* [Goal of the exercise] Search term "sessions": copy each line of the records that contains it.

* [Source information]

+ + + + + + +

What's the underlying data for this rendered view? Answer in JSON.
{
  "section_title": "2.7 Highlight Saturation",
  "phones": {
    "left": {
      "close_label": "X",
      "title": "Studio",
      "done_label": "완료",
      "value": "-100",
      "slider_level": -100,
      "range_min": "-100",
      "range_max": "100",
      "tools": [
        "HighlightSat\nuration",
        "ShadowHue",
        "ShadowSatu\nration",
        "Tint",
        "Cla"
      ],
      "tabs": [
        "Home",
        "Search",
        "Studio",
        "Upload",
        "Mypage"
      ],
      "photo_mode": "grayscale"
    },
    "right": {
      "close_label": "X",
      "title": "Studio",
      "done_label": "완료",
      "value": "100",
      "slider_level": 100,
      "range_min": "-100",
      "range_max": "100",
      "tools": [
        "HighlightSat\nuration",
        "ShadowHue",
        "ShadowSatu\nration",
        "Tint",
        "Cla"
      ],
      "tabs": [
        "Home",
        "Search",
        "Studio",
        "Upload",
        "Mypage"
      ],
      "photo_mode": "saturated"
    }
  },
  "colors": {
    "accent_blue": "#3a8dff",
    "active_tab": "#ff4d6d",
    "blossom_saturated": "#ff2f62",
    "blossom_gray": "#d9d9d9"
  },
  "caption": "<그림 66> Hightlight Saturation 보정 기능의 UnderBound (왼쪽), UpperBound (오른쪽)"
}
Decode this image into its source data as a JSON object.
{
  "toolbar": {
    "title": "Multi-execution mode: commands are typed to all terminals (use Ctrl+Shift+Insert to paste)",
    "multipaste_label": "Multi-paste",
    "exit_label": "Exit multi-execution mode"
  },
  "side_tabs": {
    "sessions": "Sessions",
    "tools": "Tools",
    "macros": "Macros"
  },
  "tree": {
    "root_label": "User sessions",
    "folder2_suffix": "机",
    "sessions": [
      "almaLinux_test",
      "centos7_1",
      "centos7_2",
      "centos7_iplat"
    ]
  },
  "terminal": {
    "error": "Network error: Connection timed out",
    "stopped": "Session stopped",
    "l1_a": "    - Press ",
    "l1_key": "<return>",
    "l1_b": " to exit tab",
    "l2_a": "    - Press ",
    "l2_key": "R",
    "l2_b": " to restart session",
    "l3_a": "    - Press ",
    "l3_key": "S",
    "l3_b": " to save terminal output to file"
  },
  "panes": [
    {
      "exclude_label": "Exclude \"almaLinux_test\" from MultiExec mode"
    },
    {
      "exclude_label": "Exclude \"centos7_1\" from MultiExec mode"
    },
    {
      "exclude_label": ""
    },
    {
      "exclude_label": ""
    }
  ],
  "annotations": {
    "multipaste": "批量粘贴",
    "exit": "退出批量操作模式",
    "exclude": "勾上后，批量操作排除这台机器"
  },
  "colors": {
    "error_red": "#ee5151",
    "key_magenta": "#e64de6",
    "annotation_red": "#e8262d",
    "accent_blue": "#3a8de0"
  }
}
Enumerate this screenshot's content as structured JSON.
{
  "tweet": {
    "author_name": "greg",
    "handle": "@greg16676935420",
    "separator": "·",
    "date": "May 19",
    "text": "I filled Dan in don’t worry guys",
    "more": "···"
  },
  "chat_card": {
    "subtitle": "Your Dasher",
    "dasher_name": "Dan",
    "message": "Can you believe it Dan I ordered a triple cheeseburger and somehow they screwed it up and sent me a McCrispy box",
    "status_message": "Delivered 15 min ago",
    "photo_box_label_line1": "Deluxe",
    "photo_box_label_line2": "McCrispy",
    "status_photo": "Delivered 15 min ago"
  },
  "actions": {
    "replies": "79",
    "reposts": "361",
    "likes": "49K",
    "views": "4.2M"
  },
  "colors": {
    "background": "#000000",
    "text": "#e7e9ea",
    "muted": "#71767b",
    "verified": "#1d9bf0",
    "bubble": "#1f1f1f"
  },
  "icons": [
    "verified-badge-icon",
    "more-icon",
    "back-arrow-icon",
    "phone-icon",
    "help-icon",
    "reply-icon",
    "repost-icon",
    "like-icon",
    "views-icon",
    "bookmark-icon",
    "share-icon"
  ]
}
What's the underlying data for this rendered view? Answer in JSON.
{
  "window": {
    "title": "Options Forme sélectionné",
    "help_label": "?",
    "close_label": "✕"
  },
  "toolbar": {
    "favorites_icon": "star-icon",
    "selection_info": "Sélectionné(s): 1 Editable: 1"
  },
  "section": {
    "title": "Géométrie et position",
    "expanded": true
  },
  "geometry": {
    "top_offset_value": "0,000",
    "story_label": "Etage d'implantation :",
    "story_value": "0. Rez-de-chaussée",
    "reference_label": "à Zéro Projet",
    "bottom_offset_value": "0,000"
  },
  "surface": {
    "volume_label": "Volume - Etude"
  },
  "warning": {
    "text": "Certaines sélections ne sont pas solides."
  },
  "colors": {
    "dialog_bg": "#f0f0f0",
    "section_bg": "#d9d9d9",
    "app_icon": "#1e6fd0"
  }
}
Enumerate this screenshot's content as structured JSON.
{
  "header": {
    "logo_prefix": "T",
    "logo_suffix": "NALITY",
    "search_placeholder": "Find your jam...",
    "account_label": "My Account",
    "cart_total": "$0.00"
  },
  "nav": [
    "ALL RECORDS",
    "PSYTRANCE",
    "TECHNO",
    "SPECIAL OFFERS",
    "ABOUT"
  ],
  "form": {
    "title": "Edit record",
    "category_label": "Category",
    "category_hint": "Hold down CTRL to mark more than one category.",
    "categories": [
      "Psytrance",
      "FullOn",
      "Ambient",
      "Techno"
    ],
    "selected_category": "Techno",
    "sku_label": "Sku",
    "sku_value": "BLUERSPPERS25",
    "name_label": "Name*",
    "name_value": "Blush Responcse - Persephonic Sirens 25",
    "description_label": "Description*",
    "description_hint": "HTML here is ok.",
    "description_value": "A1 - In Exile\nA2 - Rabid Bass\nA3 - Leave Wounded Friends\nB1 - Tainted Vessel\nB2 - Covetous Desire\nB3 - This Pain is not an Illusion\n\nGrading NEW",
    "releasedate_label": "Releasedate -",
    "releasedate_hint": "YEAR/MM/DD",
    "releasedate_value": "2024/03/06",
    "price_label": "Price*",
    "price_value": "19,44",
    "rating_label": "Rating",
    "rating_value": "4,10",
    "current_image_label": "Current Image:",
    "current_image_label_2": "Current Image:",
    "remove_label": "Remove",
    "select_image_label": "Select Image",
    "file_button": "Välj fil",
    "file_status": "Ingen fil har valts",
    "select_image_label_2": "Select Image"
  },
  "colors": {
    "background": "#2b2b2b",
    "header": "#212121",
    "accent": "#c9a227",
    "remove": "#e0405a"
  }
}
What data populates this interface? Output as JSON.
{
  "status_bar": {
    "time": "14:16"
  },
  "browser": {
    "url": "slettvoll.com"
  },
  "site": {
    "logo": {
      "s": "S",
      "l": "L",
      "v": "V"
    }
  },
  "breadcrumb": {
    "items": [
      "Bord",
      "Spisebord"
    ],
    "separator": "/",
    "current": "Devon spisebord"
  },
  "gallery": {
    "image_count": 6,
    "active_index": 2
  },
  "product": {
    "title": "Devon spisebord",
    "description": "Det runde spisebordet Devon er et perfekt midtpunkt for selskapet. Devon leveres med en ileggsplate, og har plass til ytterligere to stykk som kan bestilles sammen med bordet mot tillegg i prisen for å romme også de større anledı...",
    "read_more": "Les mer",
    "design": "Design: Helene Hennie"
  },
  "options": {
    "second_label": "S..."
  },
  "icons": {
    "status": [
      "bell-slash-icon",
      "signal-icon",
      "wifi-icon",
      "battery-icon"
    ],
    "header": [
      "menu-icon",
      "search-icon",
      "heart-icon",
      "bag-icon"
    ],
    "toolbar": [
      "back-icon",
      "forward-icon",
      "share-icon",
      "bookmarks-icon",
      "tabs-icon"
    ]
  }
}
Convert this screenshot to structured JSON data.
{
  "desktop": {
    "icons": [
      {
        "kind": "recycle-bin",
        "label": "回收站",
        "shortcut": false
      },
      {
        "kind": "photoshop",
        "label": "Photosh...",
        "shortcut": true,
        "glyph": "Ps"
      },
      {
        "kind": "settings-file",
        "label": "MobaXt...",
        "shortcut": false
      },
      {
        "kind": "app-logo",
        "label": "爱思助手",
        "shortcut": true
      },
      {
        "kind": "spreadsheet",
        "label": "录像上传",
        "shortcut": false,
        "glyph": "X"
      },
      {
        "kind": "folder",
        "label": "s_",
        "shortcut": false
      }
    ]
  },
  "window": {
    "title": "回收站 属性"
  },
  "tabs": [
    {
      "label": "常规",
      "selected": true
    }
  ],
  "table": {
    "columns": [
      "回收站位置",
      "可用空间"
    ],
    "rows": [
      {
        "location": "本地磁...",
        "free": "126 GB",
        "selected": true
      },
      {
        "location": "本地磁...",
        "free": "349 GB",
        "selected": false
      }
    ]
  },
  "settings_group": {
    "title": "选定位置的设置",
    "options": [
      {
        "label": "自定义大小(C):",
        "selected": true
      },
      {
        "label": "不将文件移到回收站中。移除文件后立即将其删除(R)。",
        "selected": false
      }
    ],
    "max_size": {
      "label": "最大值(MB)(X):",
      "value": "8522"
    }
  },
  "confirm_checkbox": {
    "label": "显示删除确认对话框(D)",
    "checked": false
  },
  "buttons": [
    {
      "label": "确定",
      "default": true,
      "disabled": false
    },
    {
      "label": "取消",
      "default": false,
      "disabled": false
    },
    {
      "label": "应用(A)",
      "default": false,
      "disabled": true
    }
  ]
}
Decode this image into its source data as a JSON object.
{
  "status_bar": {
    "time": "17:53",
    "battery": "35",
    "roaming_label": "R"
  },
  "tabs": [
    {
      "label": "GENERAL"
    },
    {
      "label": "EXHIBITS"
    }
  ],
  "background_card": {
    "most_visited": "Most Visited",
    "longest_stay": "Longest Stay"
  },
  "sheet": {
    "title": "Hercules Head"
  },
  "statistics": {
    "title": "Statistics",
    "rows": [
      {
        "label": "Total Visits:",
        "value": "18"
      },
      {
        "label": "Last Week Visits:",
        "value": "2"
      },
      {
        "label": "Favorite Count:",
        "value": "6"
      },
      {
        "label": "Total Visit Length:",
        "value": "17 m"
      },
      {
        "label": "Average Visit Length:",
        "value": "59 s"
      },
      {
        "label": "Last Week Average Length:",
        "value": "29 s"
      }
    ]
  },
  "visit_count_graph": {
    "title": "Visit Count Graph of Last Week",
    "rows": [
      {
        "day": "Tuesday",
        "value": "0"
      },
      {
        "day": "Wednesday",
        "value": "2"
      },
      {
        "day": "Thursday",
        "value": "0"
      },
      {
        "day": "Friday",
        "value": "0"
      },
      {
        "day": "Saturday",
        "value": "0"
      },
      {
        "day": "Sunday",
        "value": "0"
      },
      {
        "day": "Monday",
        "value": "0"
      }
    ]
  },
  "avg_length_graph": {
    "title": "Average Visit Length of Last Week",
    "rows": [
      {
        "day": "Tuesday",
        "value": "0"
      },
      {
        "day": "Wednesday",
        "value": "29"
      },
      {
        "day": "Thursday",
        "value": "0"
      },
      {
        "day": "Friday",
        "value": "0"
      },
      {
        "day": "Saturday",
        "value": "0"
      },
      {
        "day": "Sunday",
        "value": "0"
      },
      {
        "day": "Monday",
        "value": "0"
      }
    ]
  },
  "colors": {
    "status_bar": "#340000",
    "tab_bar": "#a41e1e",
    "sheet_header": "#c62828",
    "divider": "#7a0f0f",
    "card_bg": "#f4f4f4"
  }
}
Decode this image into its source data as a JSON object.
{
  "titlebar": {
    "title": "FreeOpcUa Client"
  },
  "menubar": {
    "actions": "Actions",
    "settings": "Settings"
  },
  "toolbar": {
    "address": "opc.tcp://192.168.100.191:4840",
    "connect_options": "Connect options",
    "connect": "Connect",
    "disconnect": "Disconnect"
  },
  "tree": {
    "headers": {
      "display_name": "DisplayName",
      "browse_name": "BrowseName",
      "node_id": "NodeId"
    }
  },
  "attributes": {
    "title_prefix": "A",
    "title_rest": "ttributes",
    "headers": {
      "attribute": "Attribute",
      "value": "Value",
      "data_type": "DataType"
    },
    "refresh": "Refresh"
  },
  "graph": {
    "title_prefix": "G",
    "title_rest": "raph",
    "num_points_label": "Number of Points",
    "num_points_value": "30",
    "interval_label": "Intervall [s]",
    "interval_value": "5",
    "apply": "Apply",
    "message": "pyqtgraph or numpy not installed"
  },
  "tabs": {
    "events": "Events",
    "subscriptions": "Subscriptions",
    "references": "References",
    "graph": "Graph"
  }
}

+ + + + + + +

* [Response]
    "sessions": "Sessions",
    "root_label": "User sessions",
    "sessions": [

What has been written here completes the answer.